Further, the G20 Finance Ministers and Central Bank Governors look forward to the GPFI Policy Paper on Financial Inclusion of Forcibly Displaced Persons (FDPs), that will be finalized in the second half of the German Presidency, and ask the GPFI to develop a roadmap for sustainable and responsible financial inclusion of FDPs until 2018.

Photo Credit: BPA/ German G20 Presidency.

This post was originally published by GPFI on 7/11/2017.

Digital Finance Partners Meeting – Banking at a Crossroads

IFC Financial Institutions Group
21 Jul 2017

IFC’s Digital Finance Partners Meeting 2017 brought together over 150 senior-level executives from leading financial institutions, technology companies and FinTech firms from around the globe.  The meeting was hosted by IFC’s Financial Institutions Group and provided a platform for Singaporean, global and regional leaders to share experiences, meet influential and innovative “distruptors” who are redefining financial services today, and discuss challenges, opportunities and solutions in the digital financial industry.

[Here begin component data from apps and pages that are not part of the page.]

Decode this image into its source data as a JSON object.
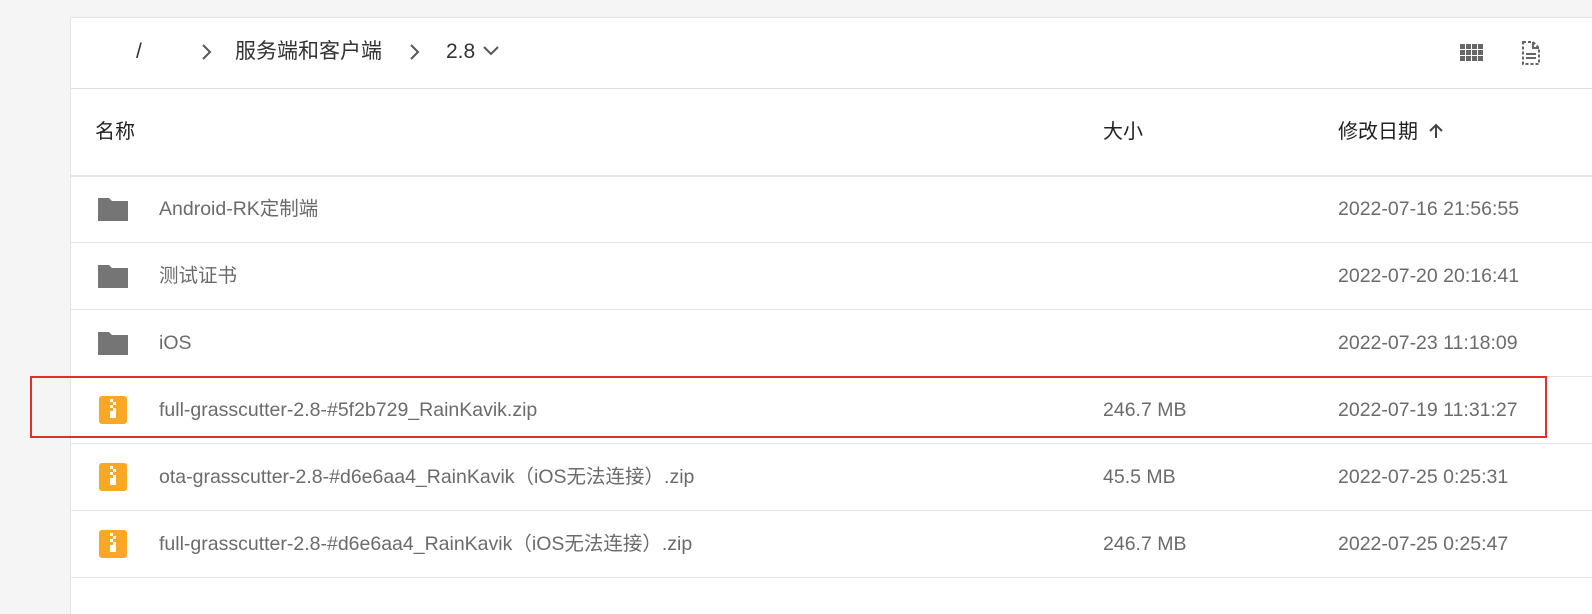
{
  "breadcrumb": {
    "root": "/",
    "folder": "服务端和客户端",
    "current": "2.8"
  },
  "toolbar": {
    "grid_icon": "grid-view-icon",
    "doc_icon": "file-info-icon"
  },
  "header": {
    "name": "名称",
    "size": "大小",
    "date": "修改日期"
  },
  "colors": {
    "folder": "#757575",
    "zip": "#f9a825",
    "highlight": "#e0302b"
  },
  "rows": [
    {
      "type": "folder",
      "name": "Android-RK定制端",
      "size": "",
      "date": "2022-07-16 21:56:55"
    },
    {
      "type": "folder",
      "name": "测试证书",
      "size": "",
      "date": "2022-07-20 20:16:41"
    },
    {
      "type": "folder",
      "name": "iOS",
      "size": "",
      "date": "2022-07-23 11:18:09"
    },
    {
      "type": "zip",
      "name": "full-grasscutter-2.8-#5f2b729_RainKavik.zip",
      "size": "246.7 MB",
      "date": "2022-07-19 11:31:27"
    },
    {
      "type": "zip",
      "name": "ota-grasscutter-2.8-#d6e6aa4_RainKavik（iOS无法连接）.zip",
      "size": "45.5 MB",
      "date": "2022-07-25 0:25:31"
    },
    {
      "type": "zip",
      "name": "full-grasscutter-2.8-#d6e6aa4_RainKavik（iOS无法连接）.zip",
      "size": "246.7 MB",
      "date": "2022-07-25 0:25:47"
    }
  ]
}
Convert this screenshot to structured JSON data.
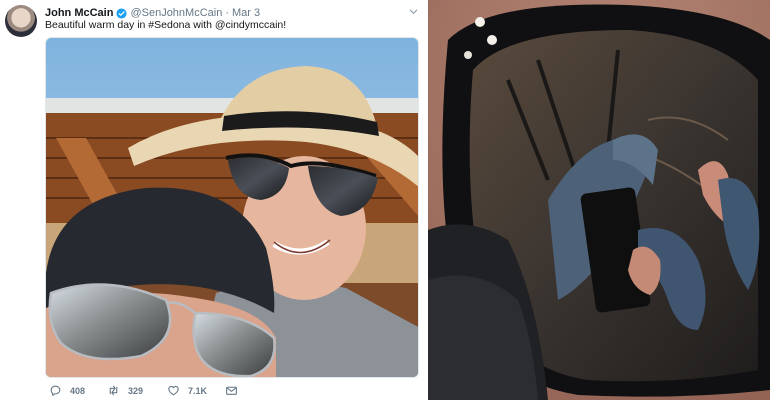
{
  "tweet": {
    "display_name": "John McCain",
    "handle": "@SenJohnMcCain",
    "separator": "·",
    "date": "Mar 3",
    "text": "Beautiful warm day in #Sedona with @cindymccain!",
    "verified": true,
    "actions": {
      "reply_count": "408",
      "retweet_count": "329",
      "like_count": "7.1K"
    }
  },
  "icons": {
    "verified": "verified-badge-icon",
    "caret": "chevron-down-icon",
    "reply": "reply-icon",
    "retweet": "retweet-icon",
    "like": "heart-icon",
    "dm": "envelope-icon"
  },
  "colors": {
    "text_primary": "#14171a",
    "text_secondary": "#657786",
    "verified_blue": "#1da1f2"
  }
}
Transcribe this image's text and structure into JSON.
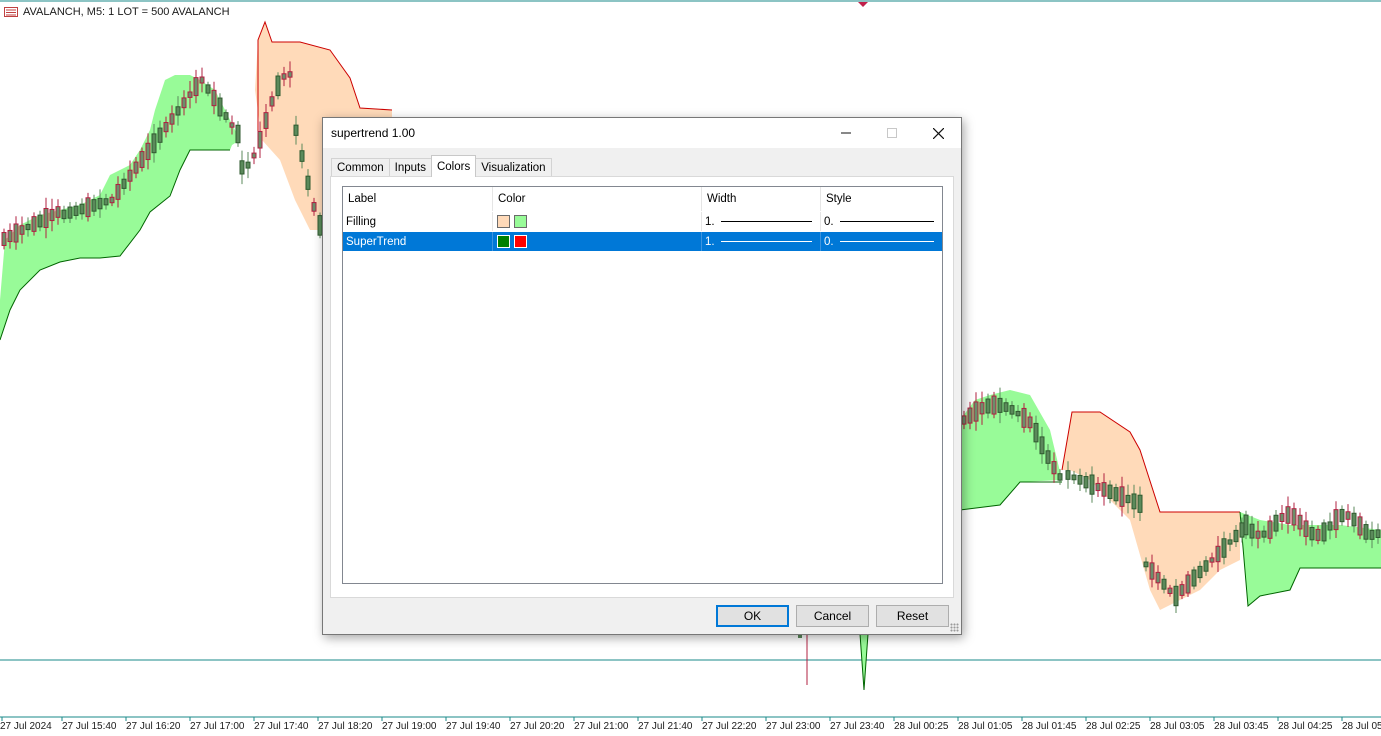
{
  "chart": {
    "symbol_title": "AVALANCH, M5:  1 LOT = 500 AVALANCH",
    "time_labels": [
      "27 Jul 2024",
      "27 Jul 15:40",
      "27 Jul 16:20",
      "27 Jul 17:00",
      "27 Jul 17:40",
      "27 Jul 18:20",
      "27 Jul 19:00",
      "27 Jul 19:40",
      "27 Jul 20:20",
      "27 Jul 21:00",
      "27 Jul 21:40",
      "27 Jul 22:20",
      "27 Jul 23:00",
      "27 Jul 23:40",
      "28 Jul 00:25",
      "28 Jul 01:05",
      "28 Jul 01:45",
      "28 Jul 02:25",
      "28 Jul 03:05",
      "28 Jul 03:45",
      "28 Jul 04:25",
      "28 Jul 05"
    ],
    "colors": {
      "bull_candle": "#5b8a5b",
      "bear_candle": "#b02040",
      "uptrend_fill": "#98fb98",
      "downtrend_fill": "#ffdab9",
      "uptrend_line": "#006400",
      "downtrend_line": "#cc0000",
      "grid_line": "#1a8a8a"
    }
  },
  "dialog": {
    "title": "supertrend 1.00",
    "minimize_icon": "minimize-icon",
    "maximize_icon": "maximize-icon",
    "close_icon": "close-icon",
    "tabs": [
      {
        "label": "Common"
      },
      {
        "label": "Inputs"
      },
      {
        "label": "Colors",
        "active": true
      },
      {
        "label": "Visualization"
      }
    ],
    "table": {
      "headers": [
        "Label",
        "Color",
        "Width",
        "Style"
      ],
      "rows": [
        {
          "label": "Filling",
          "colors": [
            "#ffdab9",
            "#98fb98"
          ],
          "width": "1.",
          "style": "0.",
          "selected": false
        },
        {
          "label": "SuperTrend",
          "colors": [
            "#008000",
            "#ff0000"
          ],
          "width": "1.",
          "style": "0.",
          "selected": true
        }
      ]
    },
    "buttons": {
      "ok": "OK",
      "cancel": "Cancel",
      "reset": "Reset"
    }
  }
}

We are pleased to bring you this e-book as an interactive collection of videos, photos and interviews from IFC’s Digital Finance Partners Meeting, held Singapore in May 2017.  Read,  watch the videos, browse through conference photos and data infographics, and check out video interview series with our partners and clients.  This e-book will take you on an interactive journey through the two days of the conference, organized by the Digital Financial Services team of IFC’s Financial Institutions Group.

Explore the E-book

This year, IFC’s Digital Finance Partners Meeting, held under the umbrella of Harnessing Innovation for Financial Inclusion (Hi-Fi) partnership, attracted more than 150 senior executives from financial institutions, technology providers and Fintech companies from around the world.  You may find all the presentations, news links and other information about the event on the website.

We hope you enjoy the interactive experience that the conference e-book offers!


IFC’s Digital Finance Partners Meeting organizing team in partnership with UK AID